The author also presents a compelling case for the jinx or El Pupas which allegedly still curses the team. Many Atletico fans are convinced that they are jinxed and have compelling evidence for their beliefs as the author carefully elucidates. In Brussels in 1974, Atletico were leading Bayern Munich in the European Cup Final with only eleven seconds remaining when the Germans equalised and went on to win the replay. Forty years later in Lisbon, Atletico led Real in the final of the same competition when their opponents equalised 2 minutes and 28 seconds into stoppage time and proceeded to win in extra time. If I was a hincha fuerte of Atletico, I would certainly believe in the jinx.
Some minor quibbles, the structure of the book is heavily weighted around key dates in the club’s history, therefore it is a tad disconcerting when in Chapter One they win La Liga on Sunday 17 May 2014 and then play in the Champions League final on Sunday 14 May. I think that should be Sunday 24 May! The constant use of dates also makes the lack of an index doubly frustrating.
McTear does appear to have a strong attachment to the concept of the underdog and makes his point clear in his introduction: “Rarely, though can an underdog hold their own against two Goliaths and yet that is what Atletico did in the 2013/14 season”.
However, as a young twenty-year-old student living in Madrid in 1975, I went to watch Atletico play Independiente from Argentina in the Intercontinental Cup Final in front of a crowd of nearly 70,000 in the Vicente Calderon Stadium and witnessed the home team win two-nil on the evening and two – one overall on aggregate. This meant that Atletico were officially the best team in the world. Atletico may have been many things over the years, but they could never be described as an underdog. Eibar – yes, Atletico – never!
To enjoy this book, you have to banish the concept of the underdog and read it more as the story of a club who have returned from the dead zone of the Segunda Division, almost going out of existence in the process and have become a major force in Spanish Football, despite the hegemony of Barca and Real. Certainly, in terms of marketing La Liga to the foreign television viewer having a third serious challenger helps the revenue streams.

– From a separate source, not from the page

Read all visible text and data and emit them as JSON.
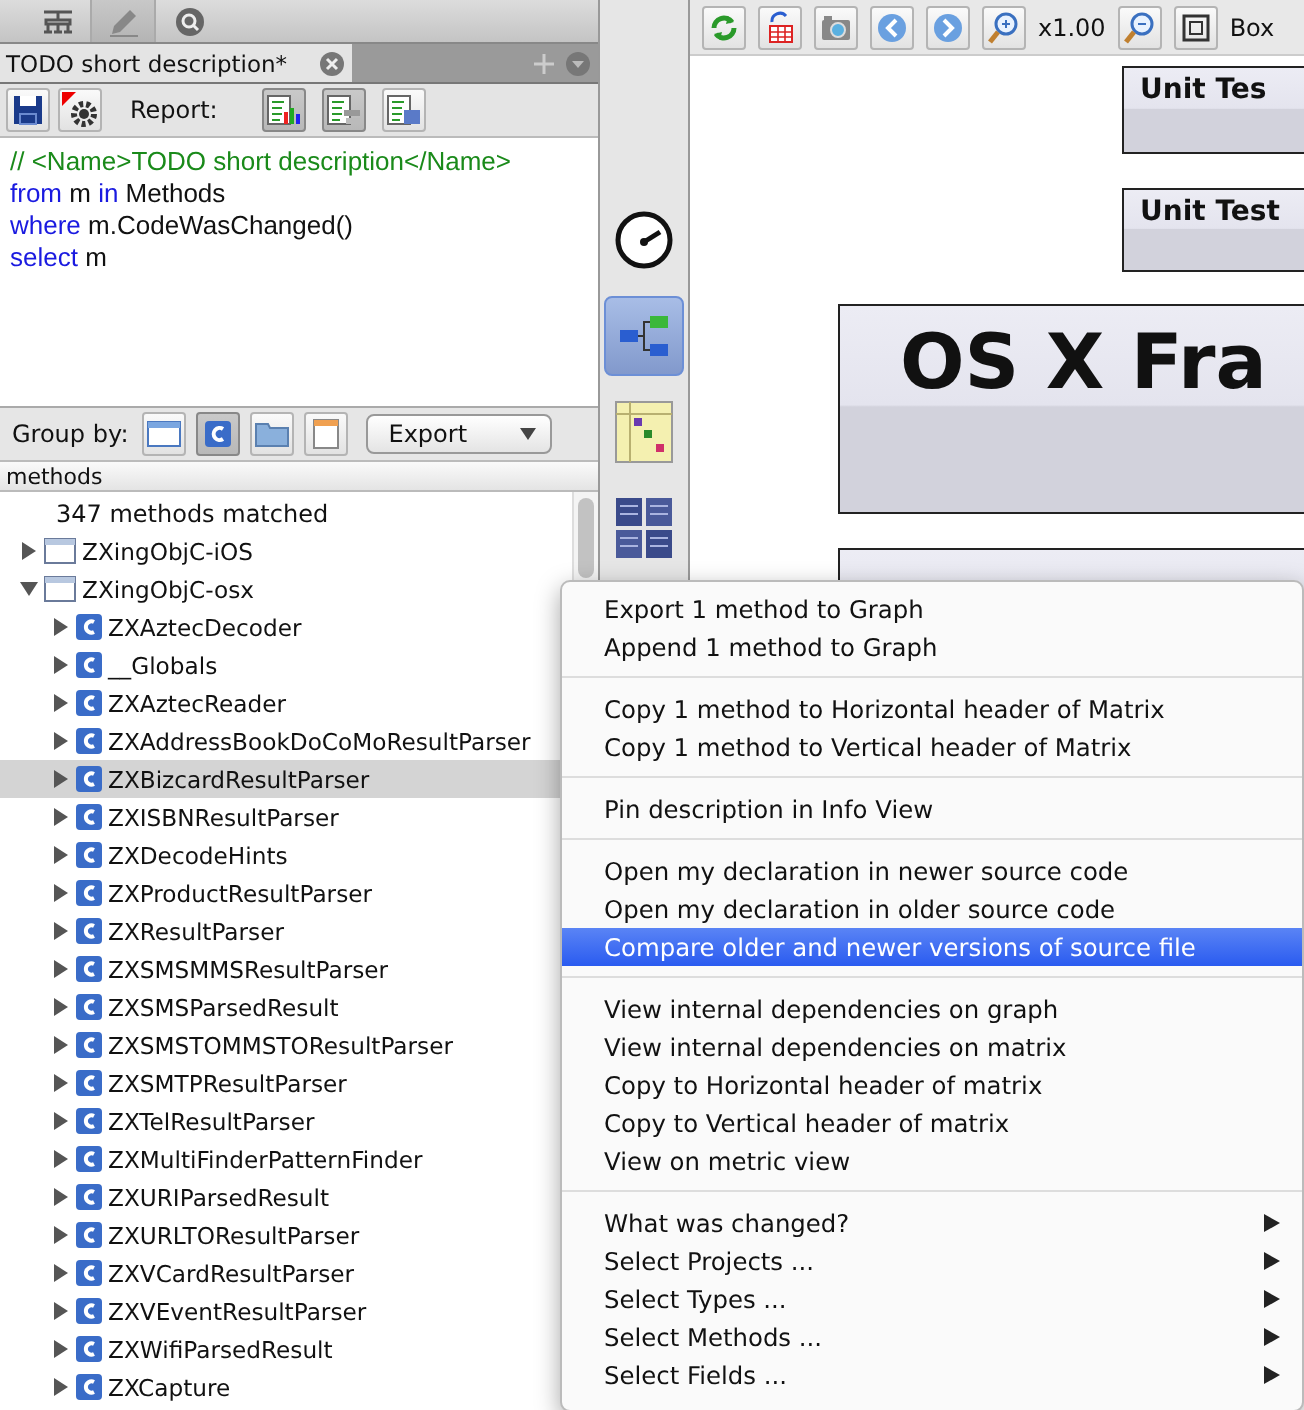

This is a well written book produced by an author who has undertaken methodical and meticulous research to provide the reader with an in-depth insight into all things Atletico. It is a triumph of investigation and storytelling giving the background to the club and its recent resurgence. Although, this is an easy book to dip in and out of, I found that once you pick it up it is almost impossible to put down. The Atletico story needed telling, Euan Mc Tear has provided us with an insight into what it means to be a fan of the Rojiblancos.